The line can be crossed even when two consenting adults are engaging in sexual activity, but one then feels pressured to do something they are not comfortable with. This might be something scary or degrading.
It is also common for perpetrators and victims to know each other. They might be a relative, a friend, someone in a position of authority or a previous partner. The perpetrator may take advantage of the victim not being able to consent, or use force.
Because many sexual abuse victims are frightened to report the abuse, or are groomed to trust their abuser, many do not report the acts or even feel responsible themselves. This is why it's important to know that whether you're an adult or a young person, it isn't your fault and you shouldn't be afraid to get help. Sexual abuse is a crime.
What are the signs of sexual abuse?
- Children may run away from home
- Dropping clues and hints
- Behaviour changes
- Health problems such as sexually transmitted infections
- Refusal to see a particular person
- Problems at work or school, such as a drop in achievement
- Drug or alcohol misuse
- Attempted suicide
- Development of an eating disorder
What are the effects of sexual abuse?

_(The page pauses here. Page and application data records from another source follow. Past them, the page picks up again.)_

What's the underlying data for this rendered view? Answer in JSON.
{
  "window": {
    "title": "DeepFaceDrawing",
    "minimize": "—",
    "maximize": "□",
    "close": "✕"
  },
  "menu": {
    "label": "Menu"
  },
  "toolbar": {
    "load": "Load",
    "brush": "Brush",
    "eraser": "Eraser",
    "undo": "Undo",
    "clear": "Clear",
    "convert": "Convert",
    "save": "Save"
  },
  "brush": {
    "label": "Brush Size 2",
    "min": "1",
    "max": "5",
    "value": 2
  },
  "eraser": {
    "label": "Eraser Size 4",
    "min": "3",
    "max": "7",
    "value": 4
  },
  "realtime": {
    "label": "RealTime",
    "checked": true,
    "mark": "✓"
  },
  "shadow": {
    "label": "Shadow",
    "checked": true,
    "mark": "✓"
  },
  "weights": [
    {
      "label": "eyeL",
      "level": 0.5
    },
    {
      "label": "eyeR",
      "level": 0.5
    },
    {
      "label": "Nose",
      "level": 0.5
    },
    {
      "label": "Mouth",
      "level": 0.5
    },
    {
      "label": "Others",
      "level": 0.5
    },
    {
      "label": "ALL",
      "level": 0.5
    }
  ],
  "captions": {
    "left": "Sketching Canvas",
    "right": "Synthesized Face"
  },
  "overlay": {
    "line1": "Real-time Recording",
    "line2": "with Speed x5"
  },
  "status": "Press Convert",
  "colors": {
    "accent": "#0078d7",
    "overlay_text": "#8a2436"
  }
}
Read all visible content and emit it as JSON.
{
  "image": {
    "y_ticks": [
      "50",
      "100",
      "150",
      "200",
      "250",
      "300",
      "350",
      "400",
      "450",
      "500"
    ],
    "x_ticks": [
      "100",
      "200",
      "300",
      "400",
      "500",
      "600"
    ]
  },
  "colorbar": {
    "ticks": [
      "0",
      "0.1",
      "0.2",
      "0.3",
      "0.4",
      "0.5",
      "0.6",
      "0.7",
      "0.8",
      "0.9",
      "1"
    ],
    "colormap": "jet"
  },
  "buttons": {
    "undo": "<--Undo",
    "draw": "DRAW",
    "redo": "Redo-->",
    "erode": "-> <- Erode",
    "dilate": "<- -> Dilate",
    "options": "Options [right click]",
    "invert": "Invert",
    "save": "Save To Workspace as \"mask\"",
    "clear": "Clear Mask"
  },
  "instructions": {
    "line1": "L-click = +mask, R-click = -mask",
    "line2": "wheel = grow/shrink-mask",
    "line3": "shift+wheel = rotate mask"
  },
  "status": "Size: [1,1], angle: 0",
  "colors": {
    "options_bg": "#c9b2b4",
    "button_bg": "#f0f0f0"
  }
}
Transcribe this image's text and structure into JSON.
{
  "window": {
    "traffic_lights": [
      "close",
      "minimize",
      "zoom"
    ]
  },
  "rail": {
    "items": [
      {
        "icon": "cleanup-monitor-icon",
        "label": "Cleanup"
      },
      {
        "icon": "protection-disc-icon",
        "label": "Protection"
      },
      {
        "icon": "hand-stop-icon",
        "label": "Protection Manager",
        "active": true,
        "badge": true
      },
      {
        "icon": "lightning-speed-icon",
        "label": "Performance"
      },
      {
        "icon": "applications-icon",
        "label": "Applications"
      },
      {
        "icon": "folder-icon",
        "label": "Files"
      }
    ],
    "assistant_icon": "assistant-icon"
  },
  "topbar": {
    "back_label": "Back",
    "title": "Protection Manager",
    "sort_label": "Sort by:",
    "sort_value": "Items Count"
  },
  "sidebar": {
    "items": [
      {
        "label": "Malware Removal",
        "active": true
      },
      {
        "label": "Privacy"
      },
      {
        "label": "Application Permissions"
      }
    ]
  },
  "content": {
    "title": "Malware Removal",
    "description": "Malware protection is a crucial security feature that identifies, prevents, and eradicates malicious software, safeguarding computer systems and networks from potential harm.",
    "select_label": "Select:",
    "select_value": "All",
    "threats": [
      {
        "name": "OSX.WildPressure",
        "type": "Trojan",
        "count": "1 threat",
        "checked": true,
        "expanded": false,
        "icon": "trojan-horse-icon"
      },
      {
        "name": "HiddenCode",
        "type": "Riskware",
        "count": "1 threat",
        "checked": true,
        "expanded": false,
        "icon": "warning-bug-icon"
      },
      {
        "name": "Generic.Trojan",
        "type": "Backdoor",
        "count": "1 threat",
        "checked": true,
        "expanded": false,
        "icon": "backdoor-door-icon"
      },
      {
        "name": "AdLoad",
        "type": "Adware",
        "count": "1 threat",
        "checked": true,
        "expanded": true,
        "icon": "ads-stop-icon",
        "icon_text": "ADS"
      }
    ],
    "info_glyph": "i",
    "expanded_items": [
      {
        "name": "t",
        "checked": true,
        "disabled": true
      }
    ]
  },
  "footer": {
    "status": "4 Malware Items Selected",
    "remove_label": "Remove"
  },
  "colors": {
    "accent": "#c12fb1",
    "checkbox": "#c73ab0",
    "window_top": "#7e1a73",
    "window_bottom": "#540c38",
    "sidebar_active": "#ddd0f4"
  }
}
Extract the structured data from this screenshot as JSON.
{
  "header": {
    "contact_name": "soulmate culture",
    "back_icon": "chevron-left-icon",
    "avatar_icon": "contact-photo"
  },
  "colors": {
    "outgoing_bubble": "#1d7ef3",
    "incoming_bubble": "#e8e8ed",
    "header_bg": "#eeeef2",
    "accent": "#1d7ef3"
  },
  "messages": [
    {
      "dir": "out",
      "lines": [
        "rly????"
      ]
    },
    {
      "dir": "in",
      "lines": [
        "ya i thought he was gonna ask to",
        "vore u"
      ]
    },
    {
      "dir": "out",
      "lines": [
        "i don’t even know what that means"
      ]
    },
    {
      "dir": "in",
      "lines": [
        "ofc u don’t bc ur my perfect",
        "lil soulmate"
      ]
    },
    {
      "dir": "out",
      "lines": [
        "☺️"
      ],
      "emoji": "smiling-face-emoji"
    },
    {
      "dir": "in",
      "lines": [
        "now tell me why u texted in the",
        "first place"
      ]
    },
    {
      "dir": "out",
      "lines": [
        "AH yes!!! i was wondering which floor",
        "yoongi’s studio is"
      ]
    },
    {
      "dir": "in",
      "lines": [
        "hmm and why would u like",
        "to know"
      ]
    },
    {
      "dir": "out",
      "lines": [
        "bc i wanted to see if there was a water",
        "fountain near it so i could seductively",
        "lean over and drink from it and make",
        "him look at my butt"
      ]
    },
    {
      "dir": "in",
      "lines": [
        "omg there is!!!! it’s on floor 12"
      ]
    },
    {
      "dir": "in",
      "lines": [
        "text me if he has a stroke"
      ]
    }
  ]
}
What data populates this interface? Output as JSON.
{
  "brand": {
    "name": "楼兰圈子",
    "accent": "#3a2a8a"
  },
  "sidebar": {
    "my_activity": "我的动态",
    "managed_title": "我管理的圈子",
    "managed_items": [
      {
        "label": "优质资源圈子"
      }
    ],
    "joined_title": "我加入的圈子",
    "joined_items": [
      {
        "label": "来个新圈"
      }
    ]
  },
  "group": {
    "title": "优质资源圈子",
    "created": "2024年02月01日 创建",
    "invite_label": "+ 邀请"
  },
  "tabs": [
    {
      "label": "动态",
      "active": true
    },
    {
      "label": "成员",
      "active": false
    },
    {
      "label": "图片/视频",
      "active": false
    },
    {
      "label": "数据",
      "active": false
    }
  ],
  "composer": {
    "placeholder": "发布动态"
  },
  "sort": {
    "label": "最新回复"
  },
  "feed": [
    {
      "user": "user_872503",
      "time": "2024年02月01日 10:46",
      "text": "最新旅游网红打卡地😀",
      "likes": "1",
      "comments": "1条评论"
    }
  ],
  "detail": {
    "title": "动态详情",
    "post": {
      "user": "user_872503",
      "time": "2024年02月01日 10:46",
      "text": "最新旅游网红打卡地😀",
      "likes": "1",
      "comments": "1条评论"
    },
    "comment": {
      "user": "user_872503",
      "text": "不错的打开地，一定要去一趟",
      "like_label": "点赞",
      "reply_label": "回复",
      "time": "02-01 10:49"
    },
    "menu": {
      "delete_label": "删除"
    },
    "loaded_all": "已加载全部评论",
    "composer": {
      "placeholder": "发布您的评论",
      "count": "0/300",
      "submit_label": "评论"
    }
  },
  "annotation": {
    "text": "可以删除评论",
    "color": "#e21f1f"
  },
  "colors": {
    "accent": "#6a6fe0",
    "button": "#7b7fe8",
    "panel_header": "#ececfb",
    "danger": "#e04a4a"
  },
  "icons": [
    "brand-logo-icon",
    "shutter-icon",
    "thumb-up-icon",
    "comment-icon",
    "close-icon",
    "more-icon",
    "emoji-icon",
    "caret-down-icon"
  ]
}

- Immediate reactions may include shock, fear, disbelief
- Post-traumatic stress disorder
- Eating disorders
- Criminal behaviour